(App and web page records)
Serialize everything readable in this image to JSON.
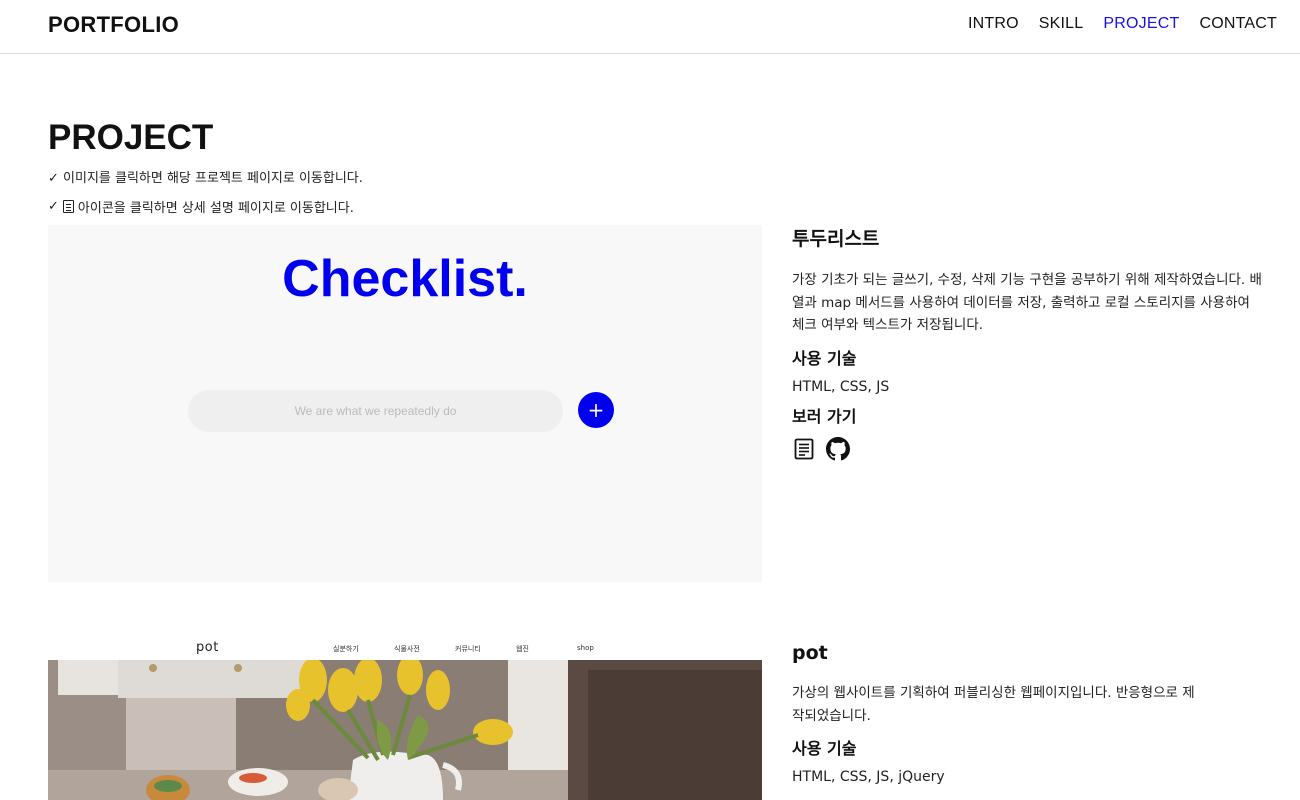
{
  "header": {
    "logo": "PORTFOLIO",
    "nav": [
      {
        "label": "INTRO"
      },
      {
        "label": "SKILL"
      },
      {
        "label": "PROJECT"
      },
      {
        "label": "CONTACT"
      }
    ],
    "active_color": "#1a12e0"
  },
  "section": {
    "title": "PROJECT",
    "note1": "✓ 이미지를 클릭하면 해당 프로젝트 페이지로 이동합니다.",
    "note2_check": "✓",
    "note2": "아이콘을 클릭하면 상세 설명 페이지로 이동합니다."
  },
  "projects": [
    {
      "name": "투두리스트",
      "description": "가장 기초가 되는 글쓰기, 수정, 삭제 기능 구현을 공부하기 위해 제작하였습니다. 배열과 map 메서드를 사용하여 데이터를 저장, 출력하고 로컬 스토리지를 사용하여 체크 여부와 텍스트가 저장됩니다.",
      "tech_heading": "사용 기술",
      "tech": "HTML, CSS, JS",
      "links_heading": "보러 가기",
      "preview": {
        "title": "Checklist.",
        "input_placeholder": "We are what we repeatedly do",
        "add_symbol": "+",
        "accent": "#0000ee"
      }
    },
    {
      "name": "pot",
      "description": "가상의 웹사이트를 기획하여 퍼블리싱한 웹페이지입니다. 반응형으로 제작되었습니다.",
      "tech_heading": "사용 기술",
      "tech": "HTML, CSS, JS, jQuery",
      "preview": {
        "logo": "pot",
        "menu": [
          "실분하기",
          "식물사전",
          "커뮤니티",
          "웹진",
          "shop"
        ]
      }
    }
  ],
  "icons": [
    "document-icon",
    "github-icon",
    "plus-icon"
  ]
}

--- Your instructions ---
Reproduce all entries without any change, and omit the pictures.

--- Response to the exercise ---
Serialize everything readable in this image to JSON.
{
  "header": {
    "logo": "PORTFOLIO",
    "nav": [
      {
        "label": "INTRO"
      },
      {
        "label": "SKILL"
      },
      {
        "label": "PROJECT"
      },
      {
        "label": "CONTACT"
      }
    ],
    "active_color": "#1a12e0"
  },
  "section": {
    "title": "PROJECT",
    "note1": "✓ 이미지를 클릭하면 해당 프로젝트 페이지로 이동합니다.",
    "note2_check": "✓",
    "note2": "아이콘을 클릭하면 상세 설명 페이지로 이동합니다."
  },
  "projects": [
    {
      "name": "투두리스트",
      "description": "가장 기초가 되는 글쓰기, 수정, 삭제 기능 구현을 공부하기 위해 제작하였습니다. 배열과 map 메서드를 사용하여 데이터를 저장, 출력하고 로컬 스토리지를 사용하여 체크 여부와 텍스트가 저장됩니다.",
      "tech_heading": "사용 기술",
      "tech": "HTML, CSS, JS",
      "links_heading": "보러 가기",
      "preview": {
        "title": "Checklist.",
        "input_placeholder": "We are what we repeatedly do",
        "add_symbol": "+",
        "accent": "#0000ee"
      }
    },
    {
      "name": "pot",
      "description": "가상의 웹사이트를 기획하여 퍼블리싱한 웹페이지입니다. 반응형으로 제작되었습니다.",
      "tech_heading": "사용 기술",
      "tech": "HTML, CSS, JS, jQuery",
      "preview": {
        "logo": "pot",
        "menu": [
          "실분하기",
          "식물사전",
          "커뮤니티",
          "웹진",
          "shop"
        ]
      }
    }
  ],
  "icons": [
    "document-icon",
    "github-icon",
    "plus-icon"
  ]
}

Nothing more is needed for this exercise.